However, I have difficulty remembering any that actually made an impact. Most could be categorized in the humdrum automatic social politeness. Rarely does the Thank You leave a lasting impression. Our Thank You’s can quickly become hollow in meaning, but they don’t have to be.

A thoughtful Thank You can create an opportunity for someone to not just be acknowledged, but truly seen. Whether it’s family, colleagues or customers, people want to know they matter, they make a difference in the world. Let the people in your life know they matter to you, they have an impact on your life.

Just after Superstorm Sandy, I had the pleasure of meeting Terry, a utility worker from California restoring power to a Queens neighborhood. Even after six days of exhausting work clearing trees and repairing power lines, he was proud to serve his country in desperate need of rebuilding. He was willing to put his life on hold for weeks to bring light to a community living in darkness. As a native Californian, I was so grateful for his generosity and sacrifice. As I thanked Terry, he quietly smiled – while probably not used to hearing gratitude in that way, it was apparent he was touched by my words and being seen for being a True Man of Service.

Here are a few tips to turn your Thank You from automatic to awesome:

Make it Personal– I find myself saying Thank You more as an automatic response than an actual Thank You. Whether it’s the clerk at the grocery store or the person holding the door open, a personal Thank You with eye contact and a smile interrupts the automatic and allows it to actually be heard as a message of gratitude rather than a required politeness. If you really want to interrupt the automaticity of thanks, you can use a sales clerk’s name (from their nametag). It often gets an extra smile.

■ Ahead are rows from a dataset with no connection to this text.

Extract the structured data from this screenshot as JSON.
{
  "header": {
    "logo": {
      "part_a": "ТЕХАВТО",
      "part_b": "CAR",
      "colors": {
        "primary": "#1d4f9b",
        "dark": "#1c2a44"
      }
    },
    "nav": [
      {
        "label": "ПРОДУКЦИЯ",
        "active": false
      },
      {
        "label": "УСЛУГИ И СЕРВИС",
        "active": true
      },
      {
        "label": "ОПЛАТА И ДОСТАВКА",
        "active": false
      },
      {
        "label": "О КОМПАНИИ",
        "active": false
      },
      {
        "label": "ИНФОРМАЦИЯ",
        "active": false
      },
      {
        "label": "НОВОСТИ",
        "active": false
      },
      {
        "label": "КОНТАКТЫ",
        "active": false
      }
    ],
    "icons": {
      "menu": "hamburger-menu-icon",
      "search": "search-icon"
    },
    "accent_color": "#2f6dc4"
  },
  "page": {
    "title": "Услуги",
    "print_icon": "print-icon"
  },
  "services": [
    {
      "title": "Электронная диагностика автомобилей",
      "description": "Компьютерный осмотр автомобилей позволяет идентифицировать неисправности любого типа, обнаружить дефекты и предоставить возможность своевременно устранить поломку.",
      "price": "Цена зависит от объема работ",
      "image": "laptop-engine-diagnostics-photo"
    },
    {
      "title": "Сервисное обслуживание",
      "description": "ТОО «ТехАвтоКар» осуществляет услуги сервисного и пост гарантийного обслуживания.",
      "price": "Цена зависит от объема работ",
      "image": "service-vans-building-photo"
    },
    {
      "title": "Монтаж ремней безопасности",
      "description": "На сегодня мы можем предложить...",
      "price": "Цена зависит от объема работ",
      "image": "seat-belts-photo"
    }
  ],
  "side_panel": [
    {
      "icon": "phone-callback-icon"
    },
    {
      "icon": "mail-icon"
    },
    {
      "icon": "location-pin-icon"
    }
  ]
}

Sprinkle in Specificity – This is a great strategy for the workplace. A simple Thank You is appreciated with colleagues; it is even more appreciated when there are some specifics attached to it. Adding some details with what they specifically did creates an environment that shows that you truly see them, their hard work and their contribution to the company. Thank You with specificity builds loyalty and encourages people to work even harder.

Top it off with Heart – A heartfelt Thank You is an amazing gift to give someone. Those are the ones I remember, the ones that remind me that I am making a difference in the lives of others. With Thanksgiving days away, a great way to thank your friends and loved ones is to acknowledge them for not just what they do for you, but how their actions have impacted your life. Share with them how they have made a difference in your life. I know this may be outside of your comfort zone and could even be a bit awkward, but the benefits can far outlast the awkward moment.

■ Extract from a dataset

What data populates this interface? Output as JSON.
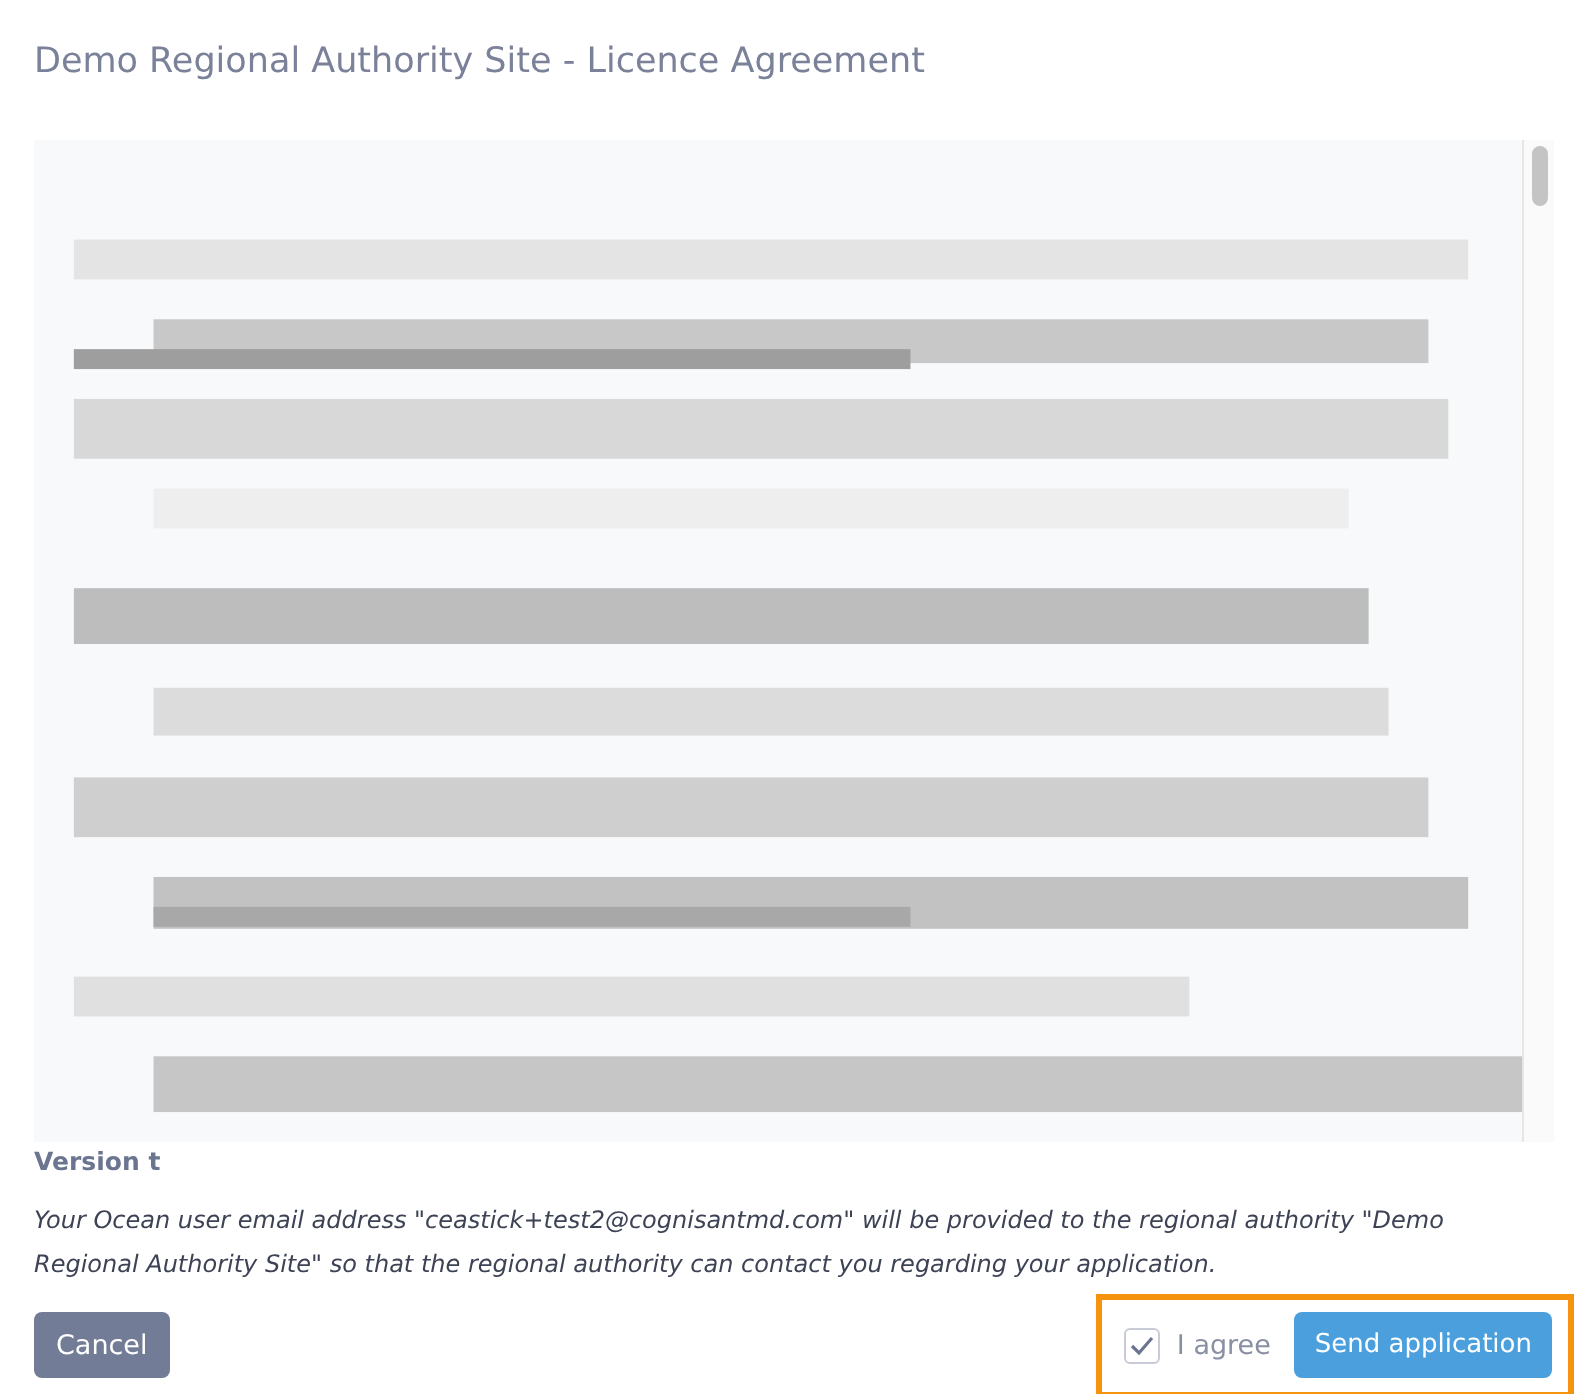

With Thanksgiving around the corner…Who can you thank in your life? Whether it’s a stranger, like Terry, or a loved one, I encourage you to acknowledge them with a personal, specific and heart-filled Thank You.

The Power of Speaking Your Truth

After the long journey I have had to reclaim my voice and speak my truth,
I still struggle sometimes to speak my truth, but I know that it is a practice, a choice in every moment. Before I needed to fit in; I needed to belong. Now I know I have the choice, and it is very real and conscious. I continue to search for opportunities to uncover areas where I may be suppressed and I can choose self-expression. With every choice I make to express myself, my roar is reclaimed, and I seize another opportunity to speak my truth.

Deep within my soul, I know I was given the responsibility of reclaiming my voice for a divine purpose. I know I am meant to share my journey as an example for others to reclaim their voices, to reclaim their own roar. Much of my work as a life coach and motivational speaker now involves empowering women and girls to speak their truth and roar. I am constantly inspired by courageous women who allow themselves to be vulnerable enough to look at where they have been silenced. I become energized as I watch them reclaim their voices, and speak their truths. I am honored to be part of that process. A self-expressed woman is beyond strong. She is invincible.

You can read more of my story in the upcoming book – Speaking Your Truth: Courageous Stories From Inspiring Women – launching August 9th. Click here to purchase the book.